Hikers rely on maps, compasses and instinct that enable them to get to where they want to go. In a real mountain, there are no signage and arrows and welcome markers. Maps may not really be helpful when everything else in the mountain is just the trees. Compasses could only tell directional orientation. Hence, climbing mountains is best taken with someone else to guide you, lest you are a real adventurer on your own.
To succeed in climbing the mountain, you need to follow the trail as you need to know where you are going. The trail is the path you need to take to get where you want to go. This is the path which others have taken before, but there is not just a single way. Sometimes the path diverges somewhere, and sometimes it is not just there. There are times you would need to make your own path as you need to decide on which path to take when the trail diverges.
On the mountain, the trail varies from being flat, to going up and going down. Some are wide, others are just narrow. Those narrow pathways are the usually difficult ones which make you climb up and glide down. There are wooden bridges you need to cross to skip mud and water. On the trail you would walk on dirt, rocks and mud while you clear off the shrubs as you go through. When you are novice to the place, all you have to do is to be guided and to follow.
Aside from keeping yourself on the trail, you need to listen to what your guide is telling you. Remember that you are new to this thing and you are walking with someone who really knows the place to lead you to where you are really going. As thinking individual, you need to use your instinct, apply some common sense to everything that you will be told. I remember my guide telling me that I should jump, no not off the cliff, but jump to reduce my tiresome feeling. That doesn’t make sense to me, since my legs, body and lungs are all tired. I just stood and regulated my breathing instead.
He didn’t do the jumps, I never saw him did, although he would yodel or shout to release some stress. That I’d follow because it’s fun, relaxing and not so tiresome. Even though I was following someone who is expert in the terrain, somehow, I noticed that he would stop when the trails diverge, or when the trail seems to end somewhere. Instinct would guide him the directions, by looking at some landmarks, like the peak of the mountain, and the place below.
In the workplace, facing new challenges or working in a new area or environment, would require us to follow and be led. Yet, that does not mean you lose your senses of who you are and your environment. You can continue with the hike only with a trusted navigator to guide you, whom you should depend only as much. Only when you have really learned the course, then you can take the lead. You have to be responsible yourself, and remain aware of the track you are taking with someone else, and be sensitive too with him, as he would to your favour.
In our lives we grow up following the adults who have come to this world before us. They too have learned the many things in life from following others. Learning is a social activity where we tend to adapt to the situation by doing the things others are doing. It was my first time hiking. I keenly look at my guide’s steps as I admire his agility. I would try to mimic his moves, as much as I could.

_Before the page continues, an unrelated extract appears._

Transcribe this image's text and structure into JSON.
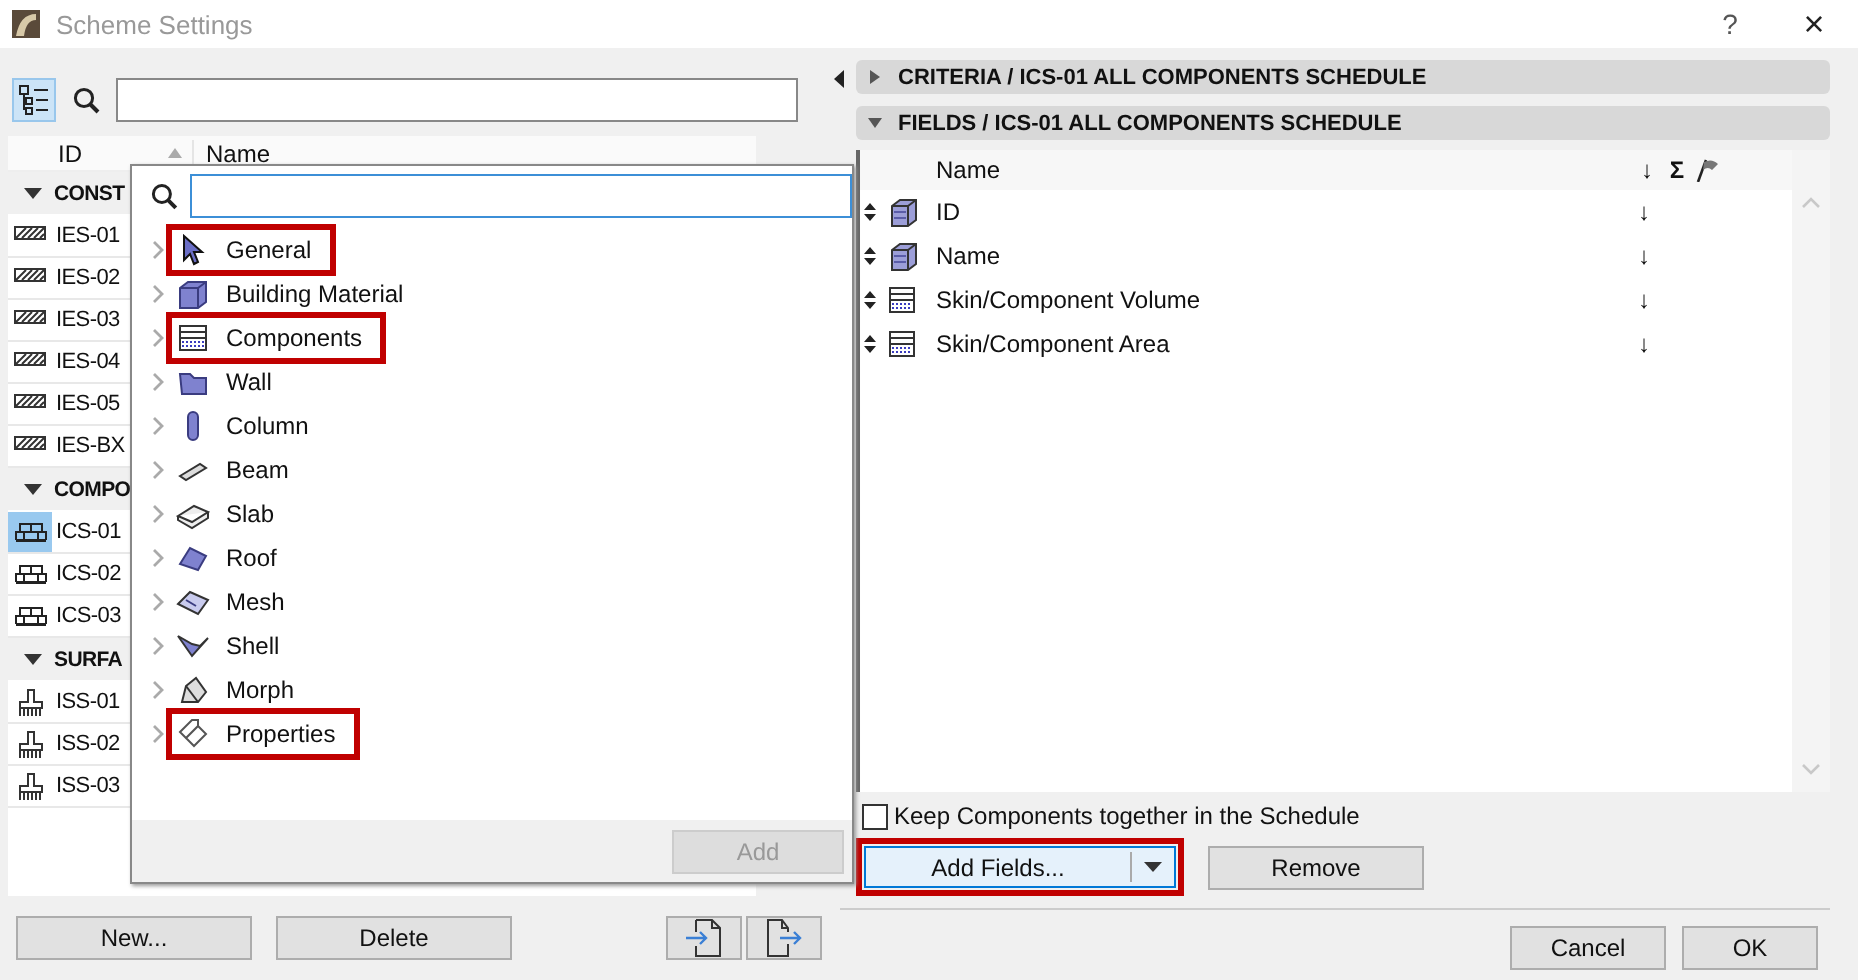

When I could not, I’ll do it on my own but still keeping in the track and getting to where we wanted to go.
We follow the one we trust for some reasons. It’s not because of age. It’s because of others’ wisdom and experience, and also of how they would look after us. My guide was more agile than I am, younger than my age, an expert on the trail we were taking. I was an explorer, an adventurer and a first timer. Yet, I trusted him, my life on that mountain, since my field is different. He could move faster than I am, but when I could not follow, he would stop and wait for me to be at paced with him.
Going down, when we were on the ground already, my guide asked me if I could locate the lodge I was staying. I did. Then he asked me to find the pathway amidst the rice fields. After some rest in village, he asked me to lead the way. I wondered, perhaps next time, I could take the lead in climbing that mountain with some friends, that’s if they would trust me out of my experience.
We are led for us to learn how to follow. We follow so we can lead next time. Leading and following are so intricately connected, and one does not become leader without a follower, the latter never becomes a leader without really learning how to follow well.